I/O (Input/output) redirection practical examples

Access shell and run following commands

$ls
$ls > test
$cat test
$echo "this text will overwrite existing content"
$echo "this text will overwrite existing content" > test
$echo "this text will append existing content" >> test
$cat < test

Let’s understand each command in deail.

First command lists the content of current directory.

Second command also lists the content of current directory. But instead of displaying output on monitor (default standard output device), it sends that output in a file named test.

Third command displays the content of specified file on monitor.

Fourth command prints the specified string on monitor.

Fifth command also prints the specified string. But instead of printing it on standard output device (monitor), it prints that in a file named test. Since the file test already contains data, its content will be overwritten. We can verify this by running third command again.

Sixth command also prints the specified string in a file named test. But instead of overwriting, this command appends the file.

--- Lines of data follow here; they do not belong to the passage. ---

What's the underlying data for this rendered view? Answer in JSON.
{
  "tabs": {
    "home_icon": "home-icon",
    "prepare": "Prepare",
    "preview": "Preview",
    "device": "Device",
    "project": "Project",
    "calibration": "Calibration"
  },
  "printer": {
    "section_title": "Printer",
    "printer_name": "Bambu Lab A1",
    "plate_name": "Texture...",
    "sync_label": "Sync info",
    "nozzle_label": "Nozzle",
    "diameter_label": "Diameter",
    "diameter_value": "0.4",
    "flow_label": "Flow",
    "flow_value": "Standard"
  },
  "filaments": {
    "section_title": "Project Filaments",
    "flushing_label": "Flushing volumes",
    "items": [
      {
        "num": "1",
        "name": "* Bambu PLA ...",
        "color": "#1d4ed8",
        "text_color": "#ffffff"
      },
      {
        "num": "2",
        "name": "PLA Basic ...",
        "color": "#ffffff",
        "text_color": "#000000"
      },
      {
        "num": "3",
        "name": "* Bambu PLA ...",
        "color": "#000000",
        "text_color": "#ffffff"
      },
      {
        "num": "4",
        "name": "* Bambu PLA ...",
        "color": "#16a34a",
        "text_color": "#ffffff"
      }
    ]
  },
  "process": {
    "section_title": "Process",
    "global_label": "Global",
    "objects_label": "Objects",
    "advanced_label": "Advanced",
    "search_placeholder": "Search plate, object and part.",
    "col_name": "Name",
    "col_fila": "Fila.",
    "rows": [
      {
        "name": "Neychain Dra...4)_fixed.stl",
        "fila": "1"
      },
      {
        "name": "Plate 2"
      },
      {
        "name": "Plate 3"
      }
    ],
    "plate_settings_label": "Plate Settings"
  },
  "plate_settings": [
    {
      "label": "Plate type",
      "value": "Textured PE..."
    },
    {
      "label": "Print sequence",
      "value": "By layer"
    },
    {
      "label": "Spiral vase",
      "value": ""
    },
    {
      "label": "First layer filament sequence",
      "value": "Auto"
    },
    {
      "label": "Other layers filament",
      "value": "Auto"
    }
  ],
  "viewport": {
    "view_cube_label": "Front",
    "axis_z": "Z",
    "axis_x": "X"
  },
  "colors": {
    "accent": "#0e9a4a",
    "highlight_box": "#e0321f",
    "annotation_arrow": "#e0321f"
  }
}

Seventh command takes its input from file instead of standard input device (keyboard).

Following figure illustrates above practice with output.

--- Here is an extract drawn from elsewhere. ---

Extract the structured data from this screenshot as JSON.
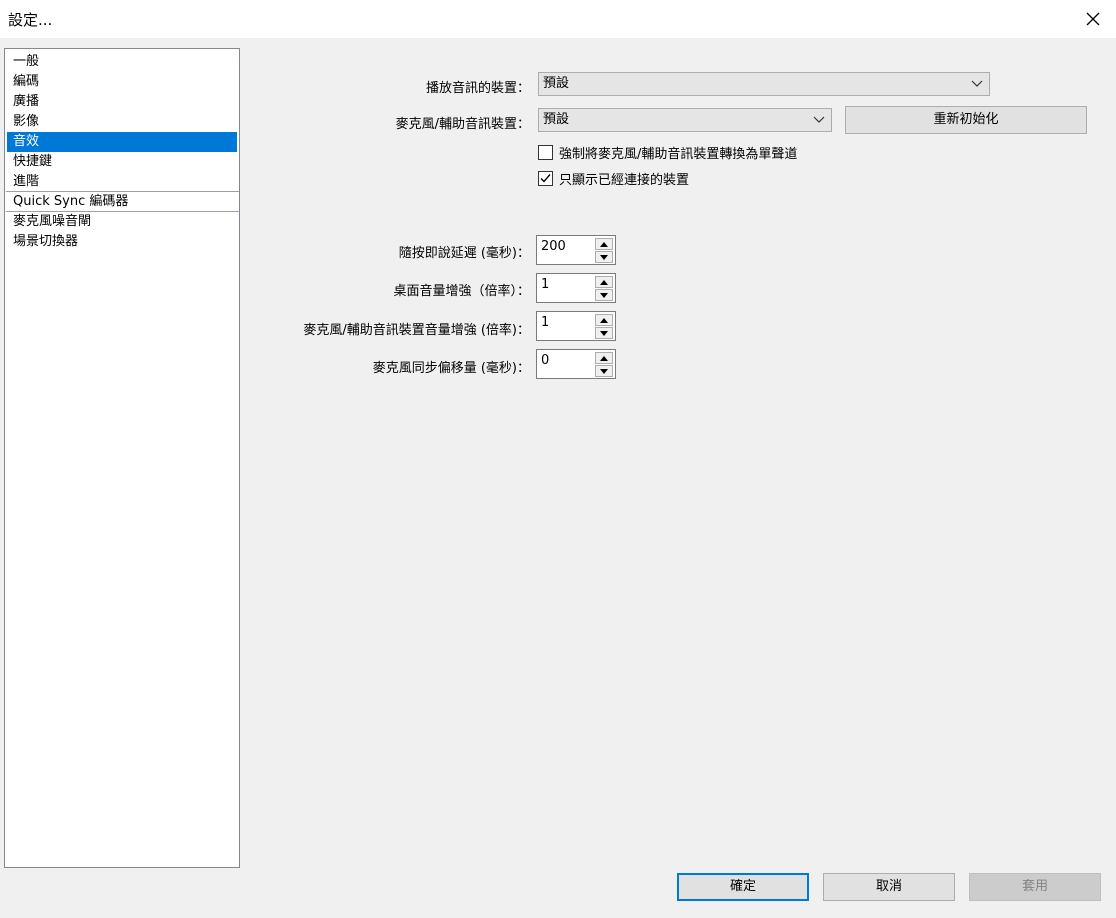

file redirector practical example

Common I/O file redirectors

Redirector Description
> Store output in specified file. If file exist, content will be overwritten. If file does not exist, a new file will be created with specified name and output will be stored.
>> Store output in specified file. If file exist, content will be appended. If file does not exist, a new file will be created with specified name and output will be stored.
2>&1 Send error messages and command output on same destination.
< Read command from file instead of keyboard.
/dev/null Send output to null. (Discard the output.)
/dev/tty1 Send output to terminal number one. (Require root permission)
/dev/sda Send output to first hard disk (sda). (Require root permission)

Pipes in Linux

Pipes make I/O redirection more flexible. It allows us to redirect the output of one command into other command as input.

how pipe works in linux at command prompt

Shell allows us to combine multiple commands using pipes. To combine commands use pipe (|) sign between them.

Let’s take an example. The cat command prints the contents of specified file on monitor. The wc command calculates the number of line, word and characters from the specified file and prints the result on monitor. Both commands need source file to work.

Access shell and run following command.

$cat test | wc

This command redirects the output of first command (cat) in second command (wc) as input.

pipe example

When using pipes, only the output of last command will be displayed on standard output device (monitor).

That’s all for this tutorial. In next tutorial we will learn another RHCSA/RHCE tutorial in detail with examples. If you like this tutorial, please don’t forget to share it with friends.

ComputerNetworkingNotes RHCE 7 Study Guide STDIN, STDOUT, STDERR and File Redirectors Explained